President Barack Obama submitted his American Jobs Act to Congress on September 12th. His proposal addresses extending some tax provisions that are currently set to expire at the end of 2011. As the end of the year quickly approaches we would like to give you an update on these expiring provisions and a few of the significant provisions of the proposed American Jobs Act

Obama's Tax Proposals
Tax Cuts

TCTemporary Payroll Tax Holiday Expansion

For 2012, the employee's portion of Social Security tax under the proposal would be decreased to 3.1% (this rate is a reduction from the 6.2% rate in 2010 and 4.2% rate in 2011 computed on the first $106,800 of a worker's wages). This tax relief proposal would result in approximately $3,000 of tax savings to a worker making $100,000 in wages. This also results in an equal amount of tax savings to the worker's employer. The tax on self-employed individuals would be reduced to 6.2% (10.4% in 2011).


Increased Payroll Tax Credit

From October 1, 2011, through December 31, 2012, a payroll tax credit would be available to offset most employers' portion of Social Security tax for an increase in their payroll due to adding new employees or increasing the wages of their current employees. For example, if an employer paid wages of $125,000 in the fourth quarter of 2011 and paid $100,000 of wages in the fourth quarter of 2010 the employer would be entitled to eliminate the employer's portion of Social Security taxes on the $25,000 of increased wages.


Work Opportunity Tax Credits: Long-term unemployed workers

A $4,000 tax credit would be available for employers who hire individuals who have been unemployed for at least six months. A similar credit of up to $5,600 would be available for hiring veterans.

Obama's Tax Proposals
Revenue Raisers

Limitation on Itemized Deductions and Exclusions

The above changes (and others in the bill) would be paid for in part by placing a 28% limit on itemized deductions on "high income taxpayers." This provision would apply to joint filers with over $250,000 of adjusted gross income ($200,000 for single taxpayers).

Expiring Tax Provisions 
Sand Timer 2

There are many tax provisions expiring at the end of 2011 without a Congressional extension. Here are some of the more commonly used provisions that you may want to take advantage of in 2011 before they expire!

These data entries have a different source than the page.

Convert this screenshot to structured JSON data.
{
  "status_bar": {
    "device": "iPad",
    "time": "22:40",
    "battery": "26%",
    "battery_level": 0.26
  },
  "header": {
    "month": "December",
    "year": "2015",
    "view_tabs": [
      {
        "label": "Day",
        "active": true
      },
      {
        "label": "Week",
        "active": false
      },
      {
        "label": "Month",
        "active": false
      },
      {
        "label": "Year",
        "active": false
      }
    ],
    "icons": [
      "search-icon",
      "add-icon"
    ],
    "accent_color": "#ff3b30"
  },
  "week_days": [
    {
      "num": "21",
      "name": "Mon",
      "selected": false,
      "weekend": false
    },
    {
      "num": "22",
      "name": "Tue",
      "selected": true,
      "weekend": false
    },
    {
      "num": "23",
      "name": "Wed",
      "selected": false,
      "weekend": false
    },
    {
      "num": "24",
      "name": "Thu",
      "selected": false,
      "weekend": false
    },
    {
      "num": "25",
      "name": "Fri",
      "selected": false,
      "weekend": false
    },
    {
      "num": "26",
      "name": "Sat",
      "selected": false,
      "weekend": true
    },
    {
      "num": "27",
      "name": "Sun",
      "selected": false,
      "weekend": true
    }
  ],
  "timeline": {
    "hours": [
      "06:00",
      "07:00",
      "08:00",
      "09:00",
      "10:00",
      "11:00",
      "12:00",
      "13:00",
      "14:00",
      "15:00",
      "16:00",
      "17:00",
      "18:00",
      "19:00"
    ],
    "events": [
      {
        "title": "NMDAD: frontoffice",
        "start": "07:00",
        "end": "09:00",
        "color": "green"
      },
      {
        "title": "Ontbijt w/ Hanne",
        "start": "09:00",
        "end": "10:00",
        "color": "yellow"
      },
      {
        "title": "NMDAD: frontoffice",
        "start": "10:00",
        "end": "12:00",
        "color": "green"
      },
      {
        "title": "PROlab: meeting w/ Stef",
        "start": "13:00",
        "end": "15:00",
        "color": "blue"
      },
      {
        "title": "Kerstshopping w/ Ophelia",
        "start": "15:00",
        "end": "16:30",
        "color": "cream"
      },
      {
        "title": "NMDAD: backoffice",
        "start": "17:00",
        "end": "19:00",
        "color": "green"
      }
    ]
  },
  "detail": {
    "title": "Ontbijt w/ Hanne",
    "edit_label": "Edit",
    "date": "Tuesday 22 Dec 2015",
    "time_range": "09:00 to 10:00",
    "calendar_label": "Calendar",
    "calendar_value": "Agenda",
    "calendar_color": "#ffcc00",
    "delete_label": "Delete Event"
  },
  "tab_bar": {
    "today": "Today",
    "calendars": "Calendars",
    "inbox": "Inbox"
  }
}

Research Credit

Eligible for amounts paid or accrued for qualified research expenses before January 1, 2012.


Nonbusiness Energy Property Credit 

You may currently claim up to $500 of an income tax credit for purchases of certain qualified residential energy property and qualified residential energy efficient improvements. This credit will be eliminated for any property purchased and installed after December 31, 2011.    


100% Bonus Depreciation

Qualified property acquired and placed in service after September 8, 2010 and before January 1, 2012 is allowed a 100% depreciation deduction in the year it is placed in service. Going forward, for qualified property acquired and placed in service after December 31, 2011 and before January 1, 2013, a 50% bonus depreciation deduction will be allowed.


NOTE: President Obama proposed on September 12, 2011 to extend the 100% bonus deduction through the end of 2012.


General Sales Taxes

Through the end of this year, a person may elect to deduct state and local sales taxes as an itemized deduction, instead of deducting state and local income taxes. You may in 2011 make an election to deduct your actual sales taxes or use IRS published tables and then add to the amount from those tables the actual amount of your sales tax for certain "big-ticket" items - motor homes, boats, aircraft, homes and home building materials. The option to deduct sales taxes expires at the end of 2011.


15-year Asset Classification for Special Real Property

Real Estate Improvements, including: qualified leasehold improvement property, qualified restaurant property, and qualified retail improvement property placed in service after December 31, 2011 will no longer be eligible to have the accelerated depreciation treatment over 15 years. Instead, this property will now have to be depreciated over 39 years.

Please contact us with any questions you may have regarding the expiring tax provisions or the proposals in this email, or if you would like more information.

Firm Signature